Generate a PEM-encoded RSA key pair. Run openssl req -x509 -nodes -newkey rsa:2048 -days 365 -keyout key.pem -out cert.pem to generate a key pair. This command creates cert.pem, which contains your public key, and key.pem, which contains your private key. Replace SERVICE-PROVIDER-PRIVATE-KEY with the full private key, including the BEGIN and END delimiter lines, under serviceProviderKey.
For RSA keys, you only need to configure the private key.

jobs:
  - name: ha_proxy_z1
    networks:
      - name: cf1
        default:
        - dns
        - gateway
    properties:
      ha_proxy:
        ssl_pem: |
          -----BEGIN RSA PRIVATE KEY-----
          RSA-PRIVATE-KEY
          -----END RSA PRIVATE KEY-----
          -----BEGIN CERTIFICATE-----
          SSL-CERTIFICATE-SIGNED-BY-PRIVATE-KEY
          -----END CERTIFICATE-----
    
Replace RSA-PRIVATE-KEY and SSL-CERTIFICATE-SIGNED-BY-PRIVATE-KEY with the PEM-encoded private key and certificate associated with the system domain and apps domains that you configured to terminate at the floating IP address associated with the ha_proxy job. For self-signed certificates, you can run openssl genrsa -out haproxy_ssl.key 2048 to generate a key, and run openssl req -new -x509 -days 365 -key haproxy_ssl.key -out haproxy_ssl.cert to generate the certificate.

Note: You can configure blacklists of IP address ranges to prevent future apps deployed to your Cloud Foundry installation from attempting to drain syslogs to internal Cloud Foundry components. See the Log Drain Blacklist Configuration topic for more information.

Step 4: Generate Your Manifest
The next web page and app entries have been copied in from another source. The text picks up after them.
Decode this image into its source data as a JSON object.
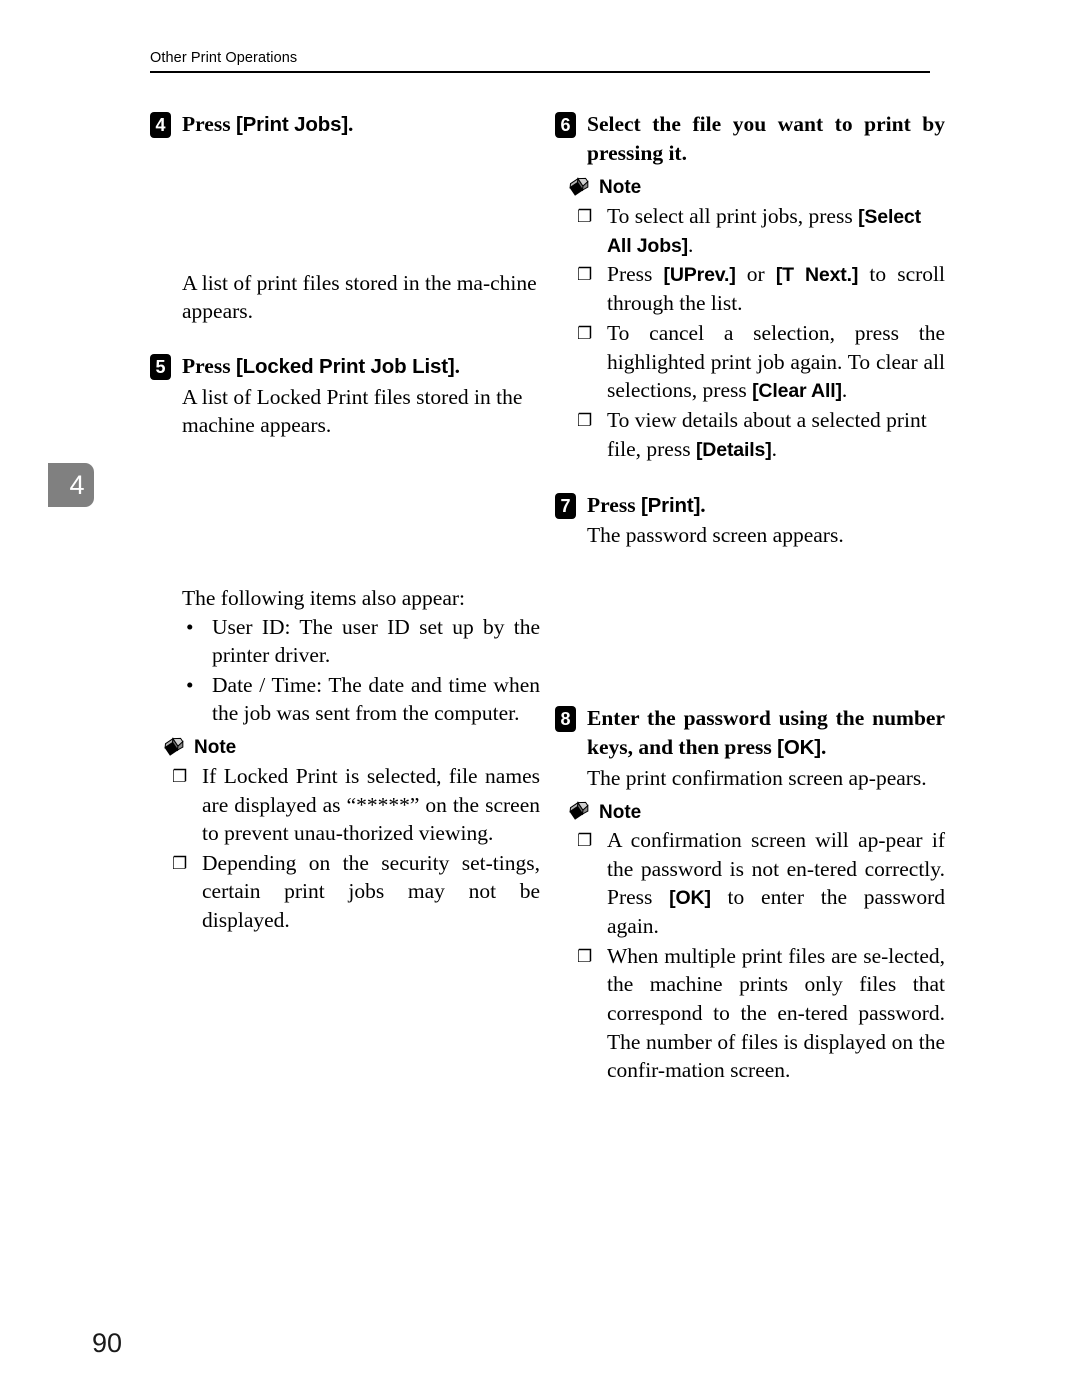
{
  "header": {
    "title": "Other Print Operations"
  },
  "chapter_tab": {
    "number": "4"
  },
  "folio": {
    "page_number": "90"
  },
  "icons": {
    "note_icon": "pencil-icon",
    "note_bullet": "❐"
  },
  "left_column": {
    "step4": {
      "badge": "4",
      "title_pre": "Press ",
      "title_key": "[Print Jobs]",
      "title_post": "."
    },
    "step4_result": "A list of print files stored in the ma-chine appears.",
    "step5": {
      "badge": "5",
      "title_pre": "Press ",
      "title_key": "[Locked Print Job List]",
      "title_post": "."
    },
    "step5_result": "A list of Locked Print files stored in the machine appears.",
    "items_intro": "The following items also appear:",
    "bullets": [
      "User ID: The user ID set up by the printer driver.",
      "Date / Time: The date and time when the job was sent from the computer."
    ],
    "note": {
      "label": "Note",
      "items": [
        "If Locked Print is selected, file names are displayed as “*****” on the screen to prevent unau-thorized viewing.",
        "Depending on the security set-tings, certain print jobs may not be displayed."
      ]
    }
  },
  "right_column": {
    "step6": {
      "badge": "6",
      "title": "Select the file you want to print by pressing it."
    },
    "step6_note": {
      "label": "Note",
      "items": [
        {
          "pre": "To select all print jobs, press ",
          "key": "[Select All Jobs]",
          "post": "."
        },
        {
          "pre": "Press ",
          "key": "[UPrev.]",
          "mid": " or ",
          "key2": "[T Next.]",
          "post": " to scroll through the list."
        },
        {
          "pre": "To cancel a selection, press the highlighted print job again. To clear all selections, press ",
          "key": "[Clear All]",
          "post": "."
        },
        {
          "pre": "To view details about a selected print file, press ",
          "key": "[Details]",
          "post": "."
        }
      ]
    },
    "step7": {
      "badge": "7",
      "title_pre": "Press ",
      "title_key": "[Print]",
      "title_post": "."
    },
    "step7_result": "The password screen appears.",
    "step8": {
      "badge": "8",
      "title_pre": "Enter the password using the number keys, and then press ",
      "title_key": "[OK]",
      "title_post": "."
    },
    "step8_result": "The print confirmation screen ap-pears.",
    "step8_note": {
      "label": "Note",
      "items": [
        {
          "pre": "A confirmation screen will ap-pear if the password is not en-tered correctly. Press ",
          "key": "[OK]",
          "post": " to enter the password again."
        },
        {
          "pre": "When multiple print files are se-lected, the machine prints only files that correspond to the en-tered password. The number of files is displayed on the confir-mation screen.",
          "key": "",
          "post": ""
        }
      ]
    }
  }
}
  1. Download Azure infrastructure stub cf-infrastructure-azure.yml for Cloud Foundry from this link. You can also set IaaS configuration by changing this file, for example changing instance_type.
  2. Run the following command from the cf-release directory to create a deployment manifest named cf-deployment.yml:

    $ spiff merge \
      "${WORK_DIR}/cf-release/templates/generic-manifest-mask.yml" \
      "${WORK_DIR}/cf-release/templates/cf.yml" \
      "${WORK_DIR}/cf-infrastructure-azure.yml" \
      "${WORK_DIR}/cf-stub.yml" \
      > "${WORK_DIR}/cf-deployment.yml"
    

  3. Use the bosh deployment command to set your deployment to the generated manifest:

    $ bosh deployment ${WORK_DIR}/cf-deployment.yml
    

You are now ready to deploy Cloud Foundry. See the Deploying Cloud Foundry topic for instructions.

Create a pull request or raise an issue on the source for this page in GitHub